Here’s the thing, though. I read and listen to these sermons as commentaries, to get ideas of how to structure and shape a sermon on a particular text and to get another man’s “take” on a particularly difficult passage. But I think it’s a miscarriage of my duty if I simply preached someone else’s sermon. I think most pastors would agree to this.

Which brings me to the idea of pre-packaged sermon kits. I’m seeing more and more of this from some more prominent pastors. Two examples that come to mind are Andy Stanley from Northpoint Church in Atlanta and Mark Driscoll of Mars Hill in Seattle. Both are terrific pastors whom God has blessed with great ministry.

What these guys (and other prominent pastors) are offering are complete reproducible and preachable  sermon series. They come complete with slick graphics, which include printable art work for posters, handouts, banners, etc. They are quite nice. But my question is this. Should a pastor of a local church, who has been called and ordained by God and chosen by the congregation to lead, should he preach the work of someone else on Sunday?

This is tricky question. On the one hand, all preachers’ work is the product of others. The old joke says that if you preach someone else’s sermon, it’s plagiarism. If you quote more than one preacher, it’s study. Our preaching is built upon the wise men who have gone before.

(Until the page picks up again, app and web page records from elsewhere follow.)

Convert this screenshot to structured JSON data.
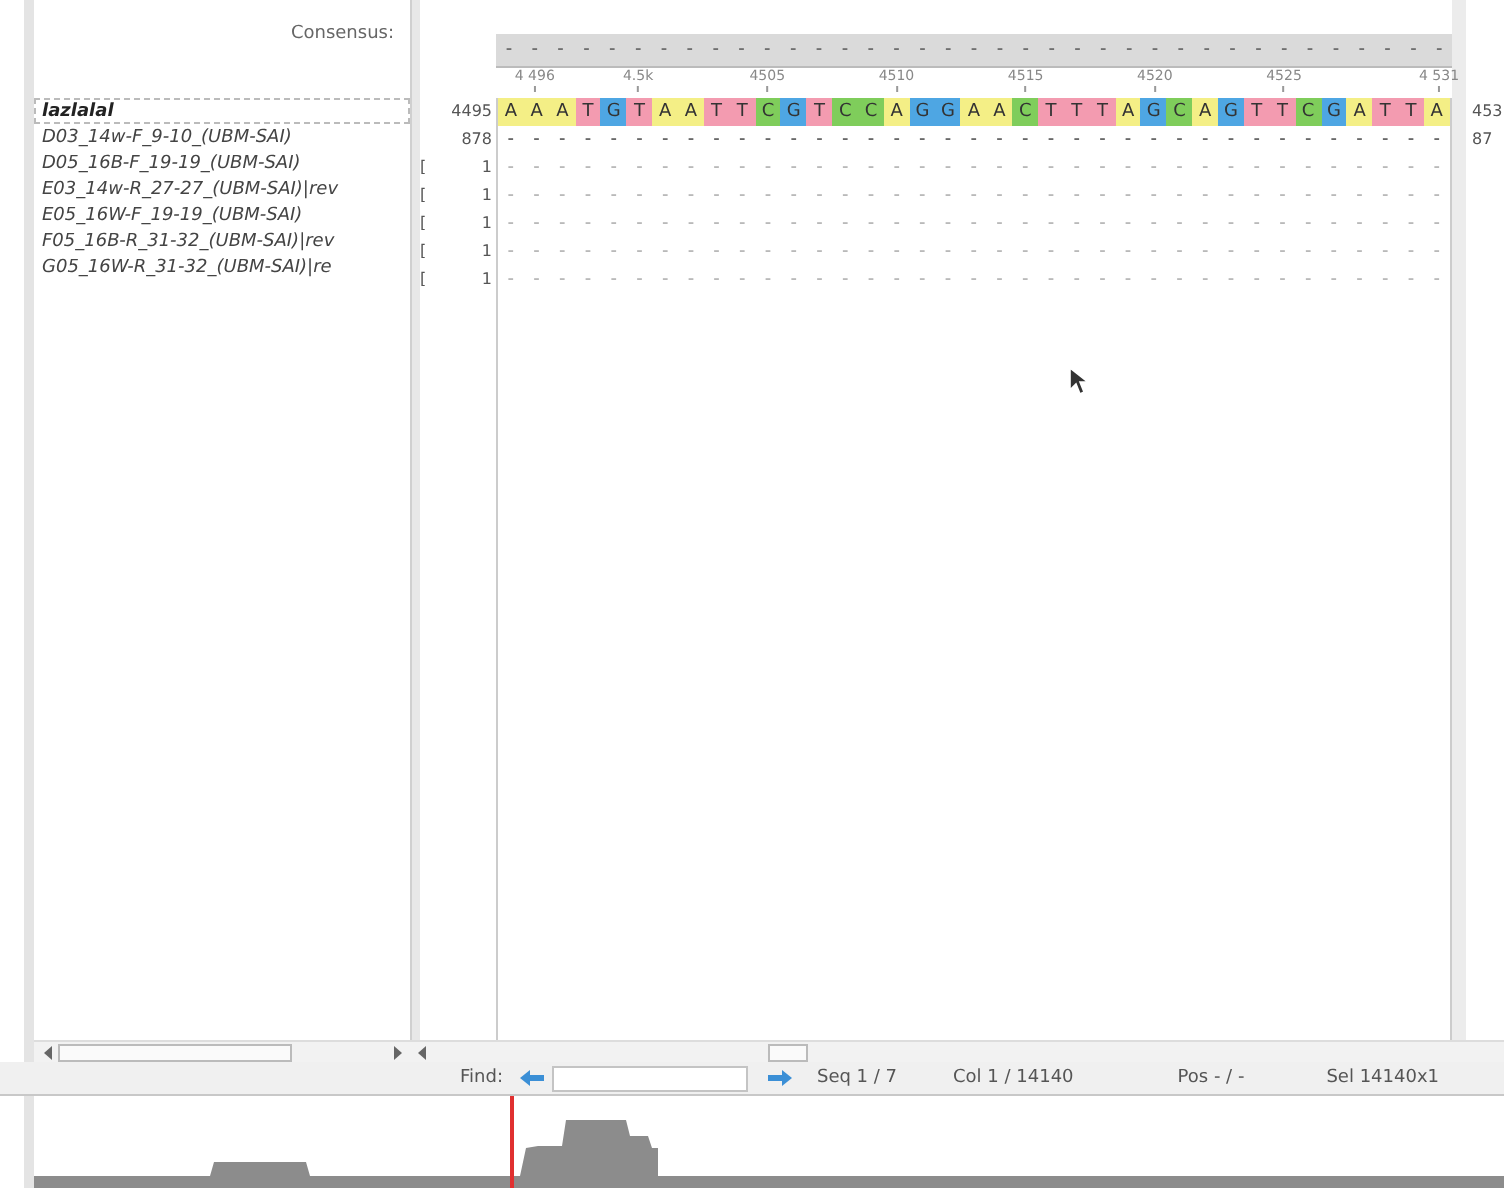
{
  "consensus": {
    "label": "Consensus:",
    "sequence": [
      "-",
      "-",
      "-",
      "-",
      "-",
      "-",
      "-",
      "-",
      "-",
      "-",
      "-",
      "-",
      "-",
      "-",
      "-",
      "-",
      "-",
      "-",
      "-",
      "-",
      "-",
      "-",
      "-",
      "-",
      "-",
      "-",
      "-",
      "-",
      "-",
      "-",
      "-",
      "-",
      "-",
      "-",
      "-",
      "-",
      "-"
    ]
  },
  "ruler": [
    {
      "label": "4 496"
    },
    {
      "label": "4.5k"
    },
    {
      "label": "4505"
    },
    {
      "label": "4510"
    },
    {
      "label": "4515"
    },
    {
      "label": "4520"
    },
    {
      "label": "4525"
    },
    {
      "label": "4 531"
    }
  ],
  "rows": [
    {
      "kind": "reference",
      "name": "lazlalal",
      "selected": true,
      "start": "4495",
      "end": "453",
      "sequence": [
        "A",
        "A",
        "A",
        "T",
        "G",
        "T",
        "A",
        "A",
        "T",
        "T",
        "C",
        "G",
        "T",
        "C",
        "C",
        "A",
        "G",
        "G",
        "A",
        "A",
        "C",
        "T",
        "T",
        "T",
        "A",
        "G",
        "C",
        "A",
        "G",
        "T",
        "T",
        "C",
        "G",
        "A",
        "T",
        "T",
        "A"
      ]
    },
    {
      "kind": "read",
      "name": "D03_14w-F_9-10_(UBM-SAI)",
      "selected": false,
      "dim": false,
      "start": "878",
      "end": "87",
      "sequence": [
        "-",
        "-",
        "-",
        "-",
        "-",
        "-",
        "-",
        "-",
        "-",
        "-",
        "-",
        "-",
        "-",
        "-",
        "-",
        "-",
        "-",
        "-",
        "-",
        "-",
        "-",
        "-",
        "-",
        "-",
        "-",
        "-",
        "-",
        "-",
        "-",
        "-",
        "-",
        "-",
        "-",
        "-",
        "-",
        "-",
        "-"
      ]
    },
    {
      "kind": "read",
      "name": "D05_16B-F_19-19_(UBM-SAI)",
      "selected": false,
      "dim": true,
      "bracket": "[",
      "start": "1",
      "sequence": [
        "-",
        "-",
        "-",
        "-",
        "-",
        "-",
        "-",
        "-",
        "-",
        "-",
        "-",
        "-",
        "-",
        "-",
        "-",
        "-",
        "-",
        "-",
        "-",
        "-",
        "-",
        "-",
        "-",
        "-",
        "-",
        "-",
        "-",
        "-",
        "-",
        "-",
        "-",
        "-",
        "-",
        "-",
        "-",
        "-",
        "-"
      ]
    },
    {
      "kind": "read",
      "name": "E03_14w-R_27-27_(UBM-SAI)|rev",
      "selected": false,
      "dim": true,
      "bracket": "[",
      "start": "1",
      "sequence": [
        "-",
        "-",
        "-",
        "-",
        "-",
        "-",
        "-",
        "-",
        "-",
        "-",
        "-",
        "-",
        "-",
        "-",
        "-",
        "-",
        "-",
        "-",
        "-",
        "-",
        "-",
        "-",
        "-",
        "-",
        "-",
        "-",
        "-",
        "-",
        "-",
        "-",
        "-",
        "-",
        "-",
        "-",
        "-",
        "-",
        "-"
      ]
    },
    {
      "kind": "read",
      "name": "E05_16W-F_19-19_(UBM-SAI)",
      "selected": false,
      "dim": true,
      "bracket": "[",
      "start": "1",
      "sequence": [
        "-",
        "-",
        "-",
        "-",
        "-",
        "-",
        "-",
        "-",
        "-",
        "-",
        "-",
        "-",
        "-",
        "-",
        "-",
        "-",
        "-",
        "-",
        "-",
        "-",
        "-",
        "-",
        "-",
        "-",
        "-",
        "-",
        "-",
        "-",
        "-",
        "-",
        "-",
        "-",
        "-",
        "-",
        "-",
        "-",
        "-"
      ]
    },
    {
      "kind": "read",
      "name": "F05_16B-R_31-32_(UBM-SAI)|rev",
      "selected": false,
      "dim": true,
      "bracket": "[",
      "start": "1",
      "sequence": [
        "-",
        "-",
        "-",
        "-",
        "-",
        "-",
        "-",
        "-",
        "-",
        "-",
        "-",
        "-",
        "-",
        "-",
        "-",
        "-",
        "-",
        "-",
        "-",
        "-",
        "-",
        "-",
        "-",
        "-",
        "-",
        "-",
        "-",
        "-",
        "-",
        "-",
        "-",
        "-",
        "-",
        "-",
        "-",
        "-",
        "-"
      ]
    },
    {
      "kind": "read",
      "name": "G05_16W-R_31-32_(UBM-SAI)|re",
      "selected": false,
      "dim": true,
      "bracket": "[",
      "start": "1",
      "sequence": [
        "-",
        "-",
        "-",
        "-",
        "-",
        "-",
        "-",
        "-",
        "-",
        "-",
        "-",
        "-",
        "-",
        "-",
        "-",
        "-",
        "-",
        "-",
        "-",
        "-",
        "-",
        "-",
        "-",
        "-",
        "-",
        "-",
        "-",
        "-",
        "-",
        "-",
        "-",
        "-",
        "-",
        "-",
        "-",
        "-",
        "-"
      ]
    }
  ],
  "find_bar": {
    "label": "Find:",
    "seq": "Seq 1 / 7",
    "col": "Col 1 / 14140",
    "pos": "Pos - / -",
    "sel": "Sel 14140x1"
  }
}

But that sermon should still be the product of our own study, right? I’m having a hard time imagining me doing a series at Gages Lake and saying, “Okay, we’re going to preach Andy Stanley’s “Guardrails” series this month.” The people might wonder, “Why are we paying him?” And isn’t it my job to study the Word and preach what God has specifically laid out for those particular people in that audience?